EXERCISE BRIEF: Go through the records below and show every line with the string "Logs".

EXERCISE MATERIALS Start Marker

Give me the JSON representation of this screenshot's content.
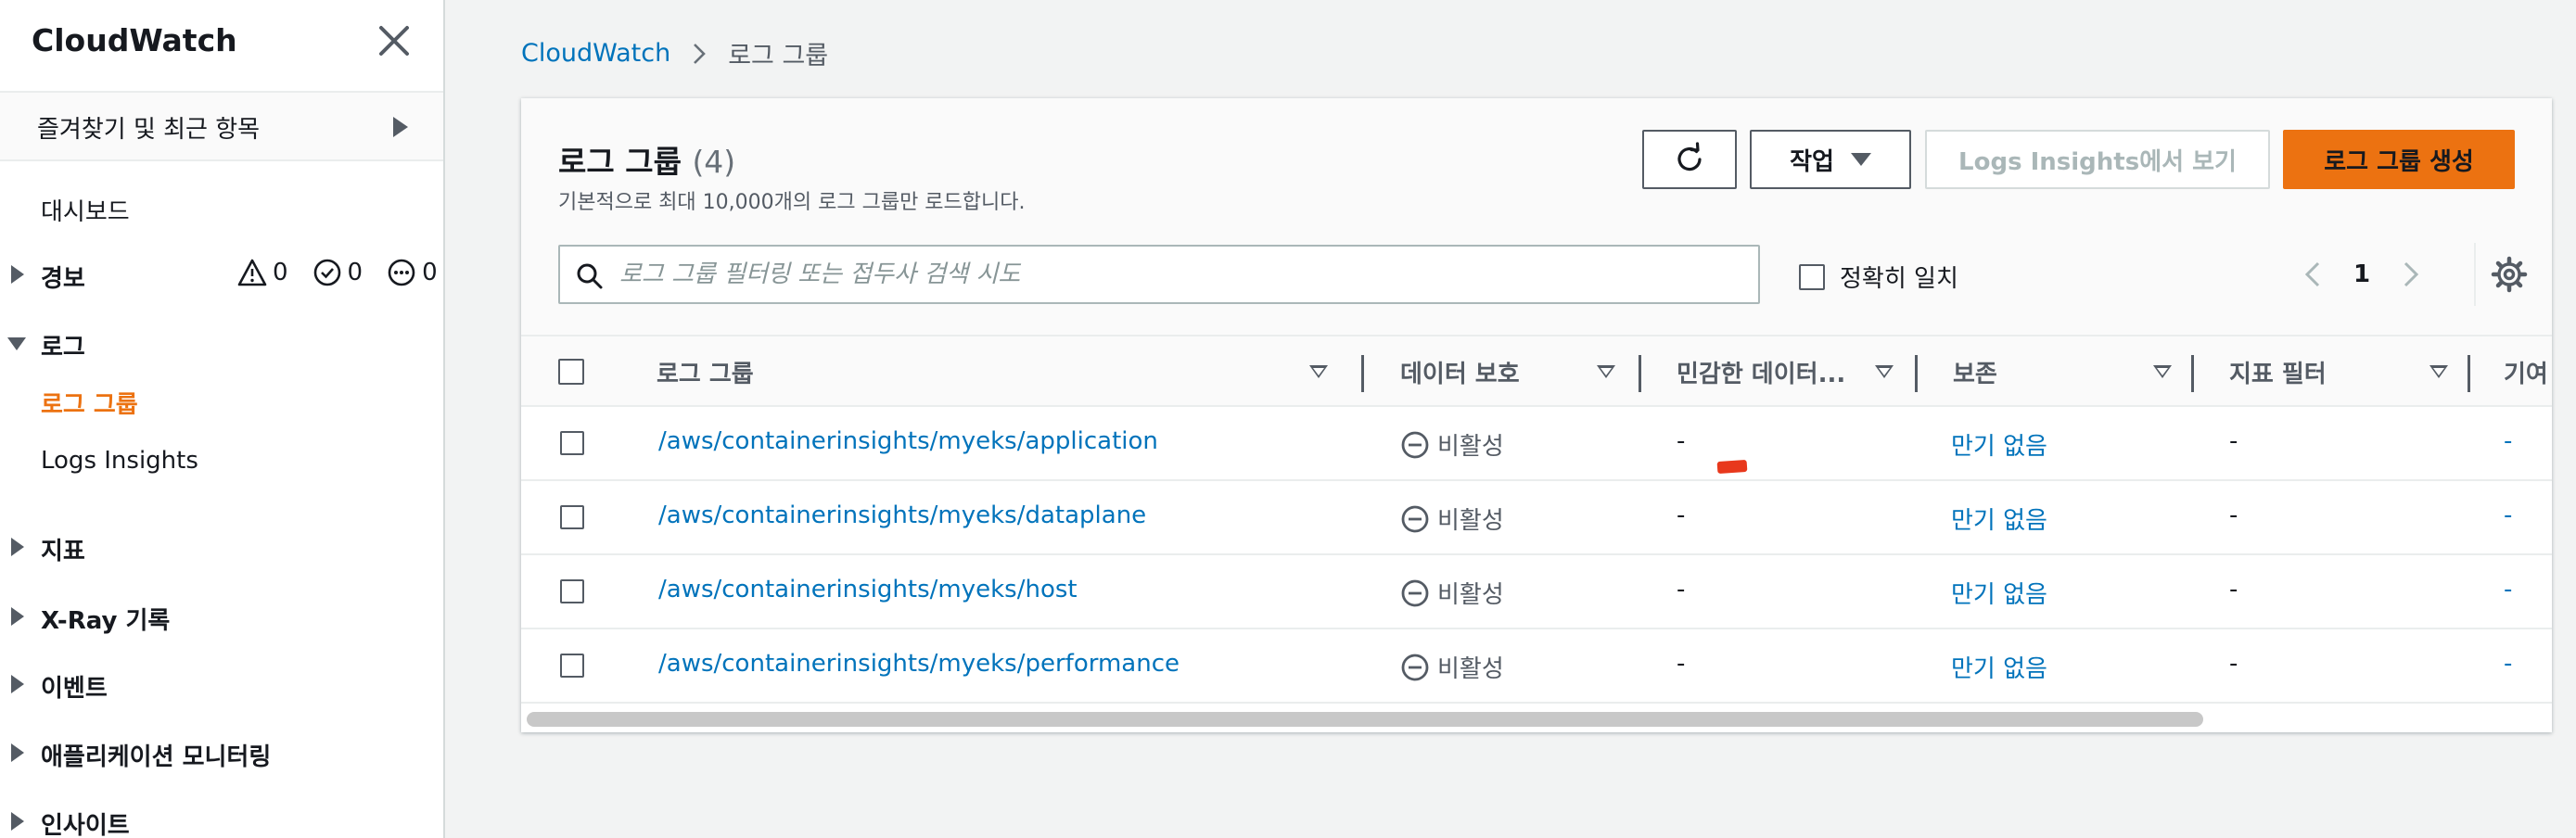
{
  "sidebar": {
    "title": "CloudWatch",
    "close_icon": "close-icon",
    "favorites_label": "즐겨찾기 및 최근 항목",
    "items": [
      {
        "label": "대시보드"
      },
      {
        "label": "경보"
      },
      {
        "label": "로그"
      },
      {
        "label": "로그 그룹"
      },
      {
        "label": "Logs Insights"
      },
      {
        "label": "지표"
      },
      {
        "label": "X-Ray 기록"
      },
      {
        "label": "이벤트"
      },
      {
        "label": "애플리케이션 모니터링"
      },
      {
        "label": "인사이트"
      }
    ],
    "alarm_counts": {
      "alarm": "0",
      "ok": "0",
      "insufficient": "0"
    }
  },
  "breadcrumb": {
    "root": "CloudWatch",
    "current": "로그 그룹"
  },
  "panel": {
    "title": "로그 그룹",
    "count": "(4)",
    "description": "기본적으로 최대 10,000개의 로그 그룹만 로드합니다."
  },
  "buttons": {
    "action": "작업",
    "insights": "Logs Insights에서 보기",
    "create": "로그 그룹 생성"
  },
  "search": {
    "placeholder": "로그 그룹 필터링 또는 접두사 검색 시도",
    "value": ""
  },
  "exact_match": {
    "label": "정확히 일치"
  },
  "pagination": {
    "current_page": "1"
  },
  "table": {
    "columns": [
      "로그 그룹",
      "데이터 보호",
      "민감한 데이터...",
      "보존",
      "지표 필터",
      "기여"
    ],
    "rows": [
      {
        "name": "/aws/containerinsights/myeks/application",
        "protection": "비활성",
        "sensitive": "-",
        "retention": "만기 없음",
        "metric_filter": "-",
        "contrib": "-"
      },
      {
        "name": "/aws/containerinsights/myeks/dataplane",
        "protection": "비활성",
        "sensitive": "-",
        "retention": "만기 없음",
        "metric_filter": "-",
        "contrib": "-"
      },
      {
        "name": "/aws/containerinsights/myeks/host",
        "protection": "비활성",
        "sensitive": "-",
        "retention": "만기 없음",
        "metric_filter": "-",
        "contrib": "-"
      },
      {
        "name": "/aws/containerinsights/myeks/performance",
        "protection": "비활성",
        "sensitive": "-",
        "retention": "만기 없음",
        "metric_filter": "-",
        "contrib": "-"
      }
    ]
  },
  "colors": {
    "accent": "#ec7211",
    "link": "#0073bb",
    "text": "#16191f",
    "muted": "#545b64",
    "annotation_mark": "#e8381c"
  }
}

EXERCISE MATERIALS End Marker

SOLUTION FOR THIS PROBLEM:
        "label": "Logs Insights"
    "insights": "Logs Insights에서 보기",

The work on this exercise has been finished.